What is a Mammogram?
A mammogram is an X-ray of the breast. It is usually 2 views that are taken of each breast from different angles. Mammography is obtained by a special machine that uses a lower dose of radiation than the usual x-ray.
Mammograms are very good, but do have some limitations:
The compression of the breast that is required for good imaging can be uncomfortable
The compression also causes overlapping of the breast tissue. A breast cancer can be hidden in the overlapping tissue and not show up on mammogram.
Mammograms only take one picture across the entire breast in 2 directions.
Digital tomosynthesis is a special kind of mammogram that produces a 3-dimensional image of the breast. It takes multiple X-ray pictures of each breast from many angles. The breast is positioned in the same way as conventional mammogram, but only gentle pressure is applied. The X-ray tube moves in an arc around the breast will 11 images are taken during the 7 second exam.
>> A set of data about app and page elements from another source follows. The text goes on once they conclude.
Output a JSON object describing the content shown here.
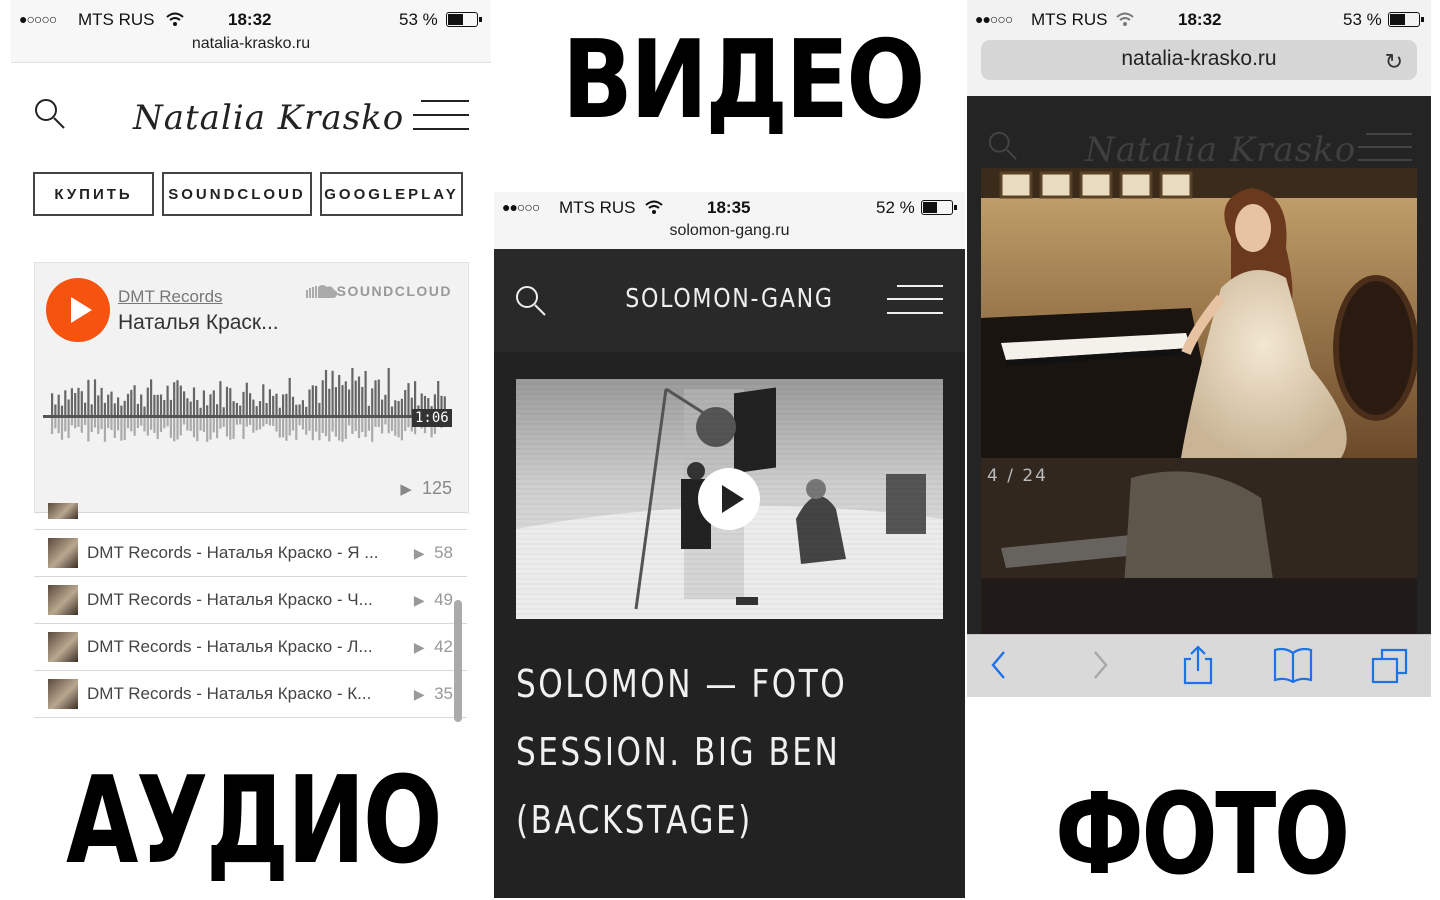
{
  "labels": {
    "video": "ВИДЕО",
    "audio": "АУДИО",
    "photo": "ФОТО"
  },
  "left_phone": {
    "status": {
      "carrier": "MTS RUS",
      "time": "18:32",
      "battery": "53 %",
      "signal": "●○○○○"
    },
    "url": "natalia-krasko.ru",
    "logo": "Natalia Krasko",
    "buttons": [
      "КУПИТЬ",
      "SOUNDCLOUD",
      "GOOGLEPLAY"
    ],
    "player": {
      "artist": "DMT Records",
      "title": "Наталья Краск...",
      "brand": "SOUNDCLOUD",
      "time": "1:06",
      "plays": "125"
    },
    "tracks": [
      {
        "text": "DMT Records - Наталья Краско - Я ...",
        "plays": "58"
      },
      {
        "text": "DMT Records - Наталья Краско - Ч...",
        "plays": "49"
      },
      {
        "text": "DMT Records - Наталья Краско - Л...",
        "plays": "42"
      },
      {
        "text": "DMT Records - Наталья Краско - К...",
        "plays": "35"
      }
    ]
  },
  "mid_phone": {
    "status": {
      "carrier": "MTS RUS",
      "time": "18:35",
      "battery": "52 %",
      "signal": "●●○○○"
    },
    "url": "solomon-gang.ru",
    "site_title": "SOLOMON-GANG",
    "video_title": "SOLOMON — FOTO SESSION. BIG BEN (BACKSTAGE)"
  },
  "right_phone": {
    "status": {
      "carrier": "MTS RUS",
      "time": "18:32",
      "battery": "53 %",
      "signal": "●●○○○"
    },
    "url": "natalia-krasko.ru",
    "logo": "Natalia Krasko",
    "counter": "4 / 24"
  },
  "colors": {
    "soundcloud_orange": "#f5530f",
    "dark_site": "#222222"
  }
}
What is a Breast Ultrasound?
An ultrasound of the breast is a noninvasive and painless technique that creates two dimensional images used for the examination of the internal structures of the breast and the detection of abnormalities. With this, we can literally see the anatomy of the breast. Ultrasound utilizes a surface probe called a transducer that is held by the technician and requires no compression of the breast tissues as with mammography. The transducer emits sound wave energy into the breast which is then reflected back to the transducer creating a picture of the type and density of the tissues present. Ultrasound is used as an additional diagnostic tool when abnormalities are detected in the mammogram or physical examination. It is not intended as a replacement for mammography nor is it as cost effective as mammography as the initial screening tool due to the labor intensive nature of the imaging techniques. In the hands of a skilled sonographer with superior interpretive skills, the ultrasound can produce a highly reliable study. Since ultrasound does not utilize x-ray energy, it can be repeated more frequently and is completely safe for the patient.
What is a Breast MRI?
Magnetic resonance imaging (MRI) is an imaging tool that creates detailed, cross-sectional pictures of the inside of the body. Using radiofrequency waves, powerful magnets and a computer, MRI systems are able to distinguish between normal and diseased tissue.
Breast MRI plays an important role in cancer diagnosis, staging and treatment planning. With MRI, we can distinguish between normal and diseased tissue to precisely pinpoint cancerous cells within the breast. It is also useful for revealing metastases. MRI provides greater contrast within the soft tissues of the body than a CT scan.
During an MRI, a patient rests on a table and slides into a large tunnel-shaped scanner. Breast exams usually require a contrast dye to be injected into a vein before the procedure. This helps certain areas show up better on the images. The procedure is painless and typically takes 30-60 minutes.
Unlike X-rays and CT scans, an MRI does not use radiation.
MRI for Breast Cancer
MRI technology for breast cancer uses radiofrequency waves to create detailed cross-sectional images of the breasts. MRI helps us to identify tumors in the breast that may have been missed by a mammogram.